GCN OCTOBER 2015 • GCN.COM 37 ment. “They can create a rule that is much like an audit checklist, or they can say, ‘I want to look at this agency or vendor.’ Over time, they can be much more responsive to changes in their environment.” The Pennsylvania team also tackled its data networking backbone, espe- cially the task of building common interfaces for different source systems. “We were receiving files from mul- tiple different sources, including SAP, PeopleSoft, mainframe systems and homegrown systems,” Narayanan said. Eventually the department standard- ized on XML, a move that eliminated having to “deal with 30 different inter- faces for moving data among 60 differ- ent offices and agencies.” The whole transformation has given financial managers a clearer overview of transactions. “Visibility across our different teams — controller, audit cash management and treasury teams — has improved a lot,” Narayanan said. “We can see at any point in time our exact cash flow, cash availability and pay- ment data. Everything is visible across the department.” — Paul McCloskey Connecticut proved that state exchanges could work from the get-go. Now it’s taken enrollment mobile. EDITOR’S CHOICE AWARD BUILDING A TEMPLATE FOR SUCCESSFUL HEALTH EXCHANGES While the troubled debut of HealthCare. gov got most of the attention in 2013, many state-level health insurance exchanges got off to a rocky start as well. Access Health CT, however, was an exception. Connecticut’s exhange went live that September — ahead of the Affordable Care Act’s deadline and 5 percent below budget. And while millions of uninsured Americans struggled with exchanges that were slow, error-ridden or simply down, Connecticut residents enrolled by the tens of thousands — ultimately reducing the state’s uninsured rate by 50 percent. In the two years since, Access Health CT has continued to build on that initial success — streamlining the process for consumers and steadily adding new functionality. The goal was not simply to maintain a functional government- run exchange, but to deliver a customer experience that exceeds the citizen expectations shaped by private-sector apps and online services. Access Health CT embraced mobile early, developing a robust API and an extensible mobile platform that integrates closely with its back-end systems. Connecticut consumers can not only access plan details from their mobile devices, but also screen themselves for benefit eligibility and even upload the documents needed to verify eligibility. And when the third open enrollment period commences on Nov. 1 , Connecticut residents will be able to act on that research and actually enroll for insurance coverage through the Access Health CT mobile app. User tests suggest that “mobile enroll” can reduce the average application time to as little as 10 minutes.

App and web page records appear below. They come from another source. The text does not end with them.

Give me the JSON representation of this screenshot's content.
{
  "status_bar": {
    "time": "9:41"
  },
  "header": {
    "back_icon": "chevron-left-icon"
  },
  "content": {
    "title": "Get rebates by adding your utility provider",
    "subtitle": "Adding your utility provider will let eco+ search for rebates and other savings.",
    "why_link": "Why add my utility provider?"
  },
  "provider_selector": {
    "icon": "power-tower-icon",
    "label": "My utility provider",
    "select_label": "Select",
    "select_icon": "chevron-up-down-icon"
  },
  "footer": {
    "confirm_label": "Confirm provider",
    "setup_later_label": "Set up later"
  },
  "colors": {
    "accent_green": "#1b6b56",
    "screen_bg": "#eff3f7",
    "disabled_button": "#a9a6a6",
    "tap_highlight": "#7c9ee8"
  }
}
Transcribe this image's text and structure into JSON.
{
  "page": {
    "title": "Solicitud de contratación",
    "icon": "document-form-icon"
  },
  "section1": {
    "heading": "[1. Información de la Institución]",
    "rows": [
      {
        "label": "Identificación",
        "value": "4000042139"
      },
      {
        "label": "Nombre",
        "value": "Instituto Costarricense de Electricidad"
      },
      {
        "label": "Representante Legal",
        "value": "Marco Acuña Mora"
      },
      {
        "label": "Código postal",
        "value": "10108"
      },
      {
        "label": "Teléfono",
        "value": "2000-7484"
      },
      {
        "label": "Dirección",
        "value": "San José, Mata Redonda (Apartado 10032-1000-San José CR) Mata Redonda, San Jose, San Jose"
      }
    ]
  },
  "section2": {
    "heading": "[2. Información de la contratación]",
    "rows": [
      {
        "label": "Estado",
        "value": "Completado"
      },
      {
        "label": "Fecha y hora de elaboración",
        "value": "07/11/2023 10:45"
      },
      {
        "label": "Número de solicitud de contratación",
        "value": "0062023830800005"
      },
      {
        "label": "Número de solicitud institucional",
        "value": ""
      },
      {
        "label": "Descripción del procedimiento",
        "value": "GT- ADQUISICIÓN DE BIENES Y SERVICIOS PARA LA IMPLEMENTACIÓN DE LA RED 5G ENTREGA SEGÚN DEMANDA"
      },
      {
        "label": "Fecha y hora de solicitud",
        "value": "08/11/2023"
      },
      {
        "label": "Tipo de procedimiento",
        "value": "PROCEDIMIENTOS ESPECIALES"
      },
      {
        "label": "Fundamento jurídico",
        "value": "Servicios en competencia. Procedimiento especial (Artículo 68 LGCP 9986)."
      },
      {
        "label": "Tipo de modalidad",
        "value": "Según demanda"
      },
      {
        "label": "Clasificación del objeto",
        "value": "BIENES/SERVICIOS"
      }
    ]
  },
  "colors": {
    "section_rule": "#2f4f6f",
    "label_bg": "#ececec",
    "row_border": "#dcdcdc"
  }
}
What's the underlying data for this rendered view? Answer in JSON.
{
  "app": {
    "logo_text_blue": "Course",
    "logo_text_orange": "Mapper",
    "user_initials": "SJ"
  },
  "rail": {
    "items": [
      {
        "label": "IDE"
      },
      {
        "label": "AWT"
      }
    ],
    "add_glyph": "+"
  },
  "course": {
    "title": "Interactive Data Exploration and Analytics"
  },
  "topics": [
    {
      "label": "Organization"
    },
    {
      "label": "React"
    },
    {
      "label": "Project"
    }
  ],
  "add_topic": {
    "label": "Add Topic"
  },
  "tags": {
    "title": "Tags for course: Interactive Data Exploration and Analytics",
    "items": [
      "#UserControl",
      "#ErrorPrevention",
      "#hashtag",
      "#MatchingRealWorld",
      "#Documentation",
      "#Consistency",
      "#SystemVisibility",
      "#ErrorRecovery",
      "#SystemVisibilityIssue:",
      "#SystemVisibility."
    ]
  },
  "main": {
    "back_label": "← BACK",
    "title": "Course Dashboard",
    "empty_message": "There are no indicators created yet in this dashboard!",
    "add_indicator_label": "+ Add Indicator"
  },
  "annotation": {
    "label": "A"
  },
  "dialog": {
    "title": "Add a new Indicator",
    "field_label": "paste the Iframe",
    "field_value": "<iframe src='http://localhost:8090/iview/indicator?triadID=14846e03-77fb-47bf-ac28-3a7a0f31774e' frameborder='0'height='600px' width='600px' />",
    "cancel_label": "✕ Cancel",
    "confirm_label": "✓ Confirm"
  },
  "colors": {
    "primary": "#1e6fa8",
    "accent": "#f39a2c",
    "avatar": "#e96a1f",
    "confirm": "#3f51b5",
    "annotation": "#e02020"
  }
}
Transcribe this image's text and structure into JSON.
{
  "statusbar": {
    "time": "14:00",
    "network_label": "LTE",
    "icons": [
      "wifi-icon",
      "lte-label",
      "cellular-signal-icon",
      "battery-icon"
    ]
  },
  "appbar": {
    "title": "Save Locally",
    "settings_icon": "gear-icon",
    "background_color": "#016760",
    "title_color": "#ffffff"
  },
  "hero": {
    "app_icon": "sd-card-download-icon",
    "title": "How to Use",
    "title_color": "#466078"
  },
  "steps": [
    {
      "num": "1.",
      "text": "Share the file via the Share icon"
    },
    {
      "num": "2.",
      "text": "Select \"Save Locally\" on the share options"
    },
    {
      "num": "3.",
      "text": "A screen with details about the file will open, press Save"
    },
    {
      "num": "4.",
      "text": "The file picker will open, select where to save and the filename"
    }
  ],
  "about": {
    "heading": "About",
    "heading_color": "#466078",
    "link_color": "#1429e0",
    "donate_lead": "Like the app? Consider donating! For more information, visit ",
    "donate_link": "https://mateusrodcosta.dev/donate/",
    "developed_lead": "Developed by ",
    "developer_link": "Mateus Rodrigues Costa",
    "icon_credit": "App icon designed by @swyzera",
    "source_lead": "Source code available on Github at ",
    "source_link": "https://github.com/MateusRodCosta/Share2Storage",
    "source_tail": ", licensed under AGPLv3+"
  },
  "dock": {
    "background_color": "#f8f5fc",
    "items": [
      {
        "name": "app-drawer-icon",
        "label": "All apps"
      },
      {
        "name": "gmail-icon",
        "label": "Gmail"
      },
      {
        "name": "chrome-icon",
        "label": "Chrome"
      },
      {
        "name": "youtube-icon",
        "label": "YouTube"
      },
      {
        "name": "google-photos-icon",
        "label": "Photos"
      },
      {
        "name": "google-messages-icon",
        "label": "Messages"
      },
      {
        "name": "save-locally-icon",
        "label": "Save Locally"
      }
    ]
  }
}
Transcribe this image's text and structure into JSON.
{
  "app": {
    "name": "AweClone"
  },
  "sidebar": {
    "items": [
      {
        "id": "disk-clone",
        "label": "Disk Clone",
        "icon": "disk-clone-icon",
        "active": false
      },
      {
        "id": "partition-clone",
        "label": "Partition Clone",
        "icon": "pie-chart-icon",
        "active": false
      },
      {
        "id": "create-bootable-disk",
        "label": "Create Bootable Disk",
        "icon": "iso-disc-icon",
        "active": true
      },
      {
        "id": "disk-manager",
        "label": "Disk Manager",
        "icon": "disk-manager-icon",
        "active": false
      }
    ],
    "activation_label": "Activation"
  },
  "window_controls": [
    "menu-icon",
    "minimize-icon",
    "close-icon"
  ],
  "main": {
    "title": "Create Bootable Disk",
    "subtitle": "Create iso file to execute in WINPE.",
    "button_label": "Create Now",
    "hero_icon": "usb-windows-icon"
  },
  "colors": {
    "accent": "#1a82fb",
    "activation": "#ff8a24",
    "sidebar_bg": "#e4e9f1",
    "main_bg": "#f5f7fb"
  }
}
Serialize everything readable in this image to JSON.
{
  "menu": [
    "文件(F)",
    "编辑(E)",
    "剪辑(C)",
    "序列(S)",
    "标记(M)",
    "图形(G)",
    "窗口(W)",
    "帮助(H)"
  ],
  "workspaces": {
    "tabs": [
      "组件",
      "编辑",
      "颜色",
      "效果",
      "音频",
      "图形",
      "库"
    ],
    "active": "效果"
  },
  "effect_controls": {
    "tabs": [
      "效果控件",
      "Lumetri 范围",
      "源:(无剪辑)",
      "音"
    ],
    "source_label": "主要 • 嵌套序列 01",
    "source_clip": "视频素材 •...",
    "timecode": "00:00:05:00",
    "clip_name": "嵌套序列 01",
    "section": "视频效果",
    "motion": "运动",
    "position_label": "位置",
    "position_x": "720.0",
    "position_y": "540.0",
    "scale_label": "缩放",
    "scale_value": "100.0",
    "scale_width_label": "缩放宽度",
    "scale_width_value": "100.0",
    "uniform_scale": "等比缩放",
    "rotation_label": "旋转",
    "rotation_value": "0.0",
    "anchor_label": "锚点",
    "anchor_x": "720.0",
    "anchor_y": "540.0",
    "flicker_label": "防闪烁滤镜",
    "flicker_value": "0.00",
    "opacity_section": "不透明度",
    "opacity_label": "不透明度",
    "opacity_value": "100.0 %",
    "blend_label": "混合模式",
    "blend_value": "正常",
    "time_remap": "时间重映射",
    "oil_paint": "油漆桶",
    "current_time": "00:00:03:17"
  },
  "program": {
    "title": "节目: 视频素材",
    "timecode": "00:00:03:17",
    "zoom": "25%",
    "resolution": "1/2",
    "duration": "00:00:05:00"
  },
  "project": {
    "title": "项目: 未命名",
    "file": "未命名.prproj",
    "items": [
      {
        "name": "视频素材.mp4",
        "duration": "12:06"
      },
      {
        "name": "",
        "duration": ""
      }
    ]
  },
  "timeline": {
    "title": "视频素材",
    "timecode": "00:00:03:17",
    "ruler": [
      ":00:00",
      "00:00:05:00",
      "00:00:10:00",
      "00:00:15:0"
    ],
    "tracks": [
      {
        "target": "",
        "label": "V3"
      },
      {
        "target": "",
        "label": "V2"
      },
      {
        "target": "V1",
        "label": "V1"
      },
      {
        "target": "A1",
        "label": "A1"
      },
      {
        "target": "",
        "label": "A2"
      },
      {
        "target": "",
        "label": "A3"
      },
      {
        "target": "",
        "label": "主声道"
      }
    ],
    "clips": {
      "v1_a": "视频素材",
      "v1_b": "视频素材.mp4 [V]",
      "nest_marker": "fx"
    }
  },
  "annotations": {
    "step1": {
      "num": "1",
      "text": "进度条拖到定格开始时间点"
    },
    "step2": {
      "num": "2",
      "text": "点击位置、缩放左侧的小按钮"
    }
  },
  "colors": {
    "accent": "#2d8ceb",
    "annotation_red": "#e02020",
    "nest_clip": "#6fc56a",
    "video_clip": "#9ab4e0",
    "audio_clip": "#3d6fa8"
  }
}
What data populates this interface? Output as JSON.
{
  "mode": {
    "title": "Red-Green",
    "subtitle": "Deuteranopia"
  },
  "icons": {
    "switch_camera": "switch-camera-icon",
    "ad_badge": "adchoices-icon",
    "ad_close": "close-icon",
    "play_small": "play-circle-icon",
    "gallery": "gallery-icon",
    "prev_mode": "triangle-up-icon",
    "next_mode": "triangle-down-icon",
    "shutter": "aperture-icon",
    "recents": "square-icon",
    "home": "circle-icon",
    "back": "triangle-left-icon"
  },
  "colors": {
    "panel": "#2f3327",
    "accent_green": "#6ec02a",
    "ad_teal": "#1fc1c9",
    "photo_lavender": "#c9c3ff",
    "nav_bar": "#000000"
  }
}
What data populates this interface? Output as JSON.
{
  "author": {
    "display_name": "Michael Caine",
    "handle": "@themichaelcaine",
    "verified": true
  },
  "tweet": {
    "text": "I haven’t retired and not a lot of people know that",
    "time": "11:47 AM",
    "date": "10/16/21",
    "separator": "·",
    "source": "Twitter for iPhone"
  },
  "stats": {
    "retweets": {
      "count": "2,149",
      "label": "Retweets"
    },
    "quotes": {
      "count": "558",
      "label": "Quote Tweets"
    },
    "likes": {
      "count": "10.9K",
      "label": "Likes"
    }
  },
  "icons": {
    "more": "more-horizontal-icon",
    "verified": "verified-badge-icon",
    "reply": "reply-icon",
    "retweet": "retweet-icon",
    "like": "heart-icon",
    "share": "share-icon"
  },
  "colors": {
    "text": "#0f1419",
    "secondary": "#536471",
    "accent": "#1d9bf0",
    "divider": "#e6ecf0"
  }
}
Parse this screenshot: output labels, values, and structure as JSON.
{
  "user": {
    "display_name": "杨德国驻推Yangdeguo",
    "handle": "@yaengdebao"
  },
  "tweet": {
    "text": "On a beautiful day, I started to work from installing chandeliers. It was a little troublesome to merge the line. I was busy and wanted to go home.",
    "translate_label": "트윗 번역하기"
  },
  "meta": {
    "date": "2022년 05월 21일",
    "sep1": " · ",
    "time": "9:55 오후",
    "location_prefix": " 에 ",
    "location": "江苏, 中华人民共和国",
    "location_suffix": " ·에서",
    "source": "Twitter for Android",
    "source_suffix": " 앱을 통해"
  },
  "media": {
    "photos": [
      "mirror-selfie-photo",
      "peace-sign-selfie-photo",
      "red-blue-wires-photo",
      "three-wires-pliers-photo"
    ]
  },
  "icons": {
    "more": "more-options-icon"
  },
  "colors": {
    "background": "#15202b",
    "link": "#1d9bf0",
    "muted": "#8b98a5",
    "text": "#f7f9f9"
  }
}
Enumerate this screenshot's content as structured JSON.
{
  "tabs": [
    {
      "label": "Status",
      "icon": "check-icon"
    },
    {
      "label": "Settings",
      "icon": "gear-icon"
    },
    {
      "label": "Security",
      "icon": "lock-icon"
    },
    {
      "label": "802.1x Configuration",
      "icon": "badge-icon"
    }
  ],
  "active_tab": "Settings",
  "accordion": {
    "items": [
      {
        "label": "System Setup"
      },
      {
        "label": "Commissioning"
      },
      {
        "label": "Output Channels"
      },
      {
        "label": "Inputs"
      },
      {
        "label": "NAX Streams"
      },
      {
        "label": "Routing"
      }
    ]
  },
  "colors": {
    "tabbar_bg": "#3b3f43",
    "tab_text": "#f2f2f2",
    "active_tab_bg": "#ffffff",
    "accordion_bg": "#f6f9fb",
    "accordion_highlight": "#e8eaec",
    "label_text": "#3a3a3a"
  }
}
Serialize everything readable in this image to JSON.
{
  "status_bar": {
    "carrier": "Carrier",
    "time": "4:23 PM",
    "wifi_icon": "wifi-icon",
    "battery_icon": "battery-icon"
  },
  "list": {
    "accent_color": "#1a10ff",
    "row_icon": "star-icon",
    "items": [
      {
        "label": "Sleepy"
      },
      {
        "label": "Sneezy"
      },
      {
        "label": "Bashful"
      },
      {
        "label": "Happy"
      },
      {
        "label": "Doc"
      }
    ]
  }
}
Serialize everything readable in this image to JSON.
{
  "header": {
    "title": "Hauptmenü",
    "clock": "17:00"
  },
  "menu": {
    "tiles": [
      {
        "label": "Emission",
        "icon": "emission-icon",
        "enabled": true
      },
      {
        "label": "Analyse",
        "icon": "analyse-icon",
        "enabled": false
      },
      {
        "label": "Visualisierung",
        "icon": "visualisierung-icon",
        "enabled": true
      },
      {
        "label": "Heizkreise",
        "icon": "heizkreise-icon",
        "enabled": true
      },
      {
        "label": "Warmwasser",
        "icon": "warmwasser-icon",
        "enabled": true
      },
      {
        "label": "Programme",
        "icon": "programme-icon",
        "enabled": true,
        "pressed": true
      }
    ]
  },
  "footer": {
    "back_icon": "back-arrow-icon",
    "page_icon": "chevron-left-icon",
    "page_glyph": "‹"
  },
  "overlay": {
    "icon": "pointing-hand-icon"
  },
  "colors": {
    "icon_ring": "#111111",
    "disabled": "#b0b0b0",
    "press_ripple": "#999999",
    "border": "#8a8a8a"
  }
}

Access Health CT is not the only successful state exhange, of course, and the federal government’s HealthCare.gov has made great strides since its troubled debut. What truly sets the Connecticut effort apart — and what earned it the Editor’s Choice Award — was the way the exchange was built with reuse and revision in mind. The mobile platform in particular was developed from the ground up as a SaaS offering, readily reconfigurable to be deployed for other state-based exchanges or even private-sector insurance sites. It can be configured to provide a mobile platform and digital services to other state-based exchanges, private exchanges, state health and human services organizations and insurance carriers. Such shareability doesn’t mean much if the underlying system can’t deliver, but Access Health CT has addressed back-end needs as well as citizen expectations. The security and privacy controls, data standards and flexible reporting functions all help to ensure the system can help Connecticut deliver on this critical mission. And other governments can do more than simply watch and learn. — Troy K. Schneider 1015gcn_020-038.indd 37 10/5/15 1:40 PM
January and February 2016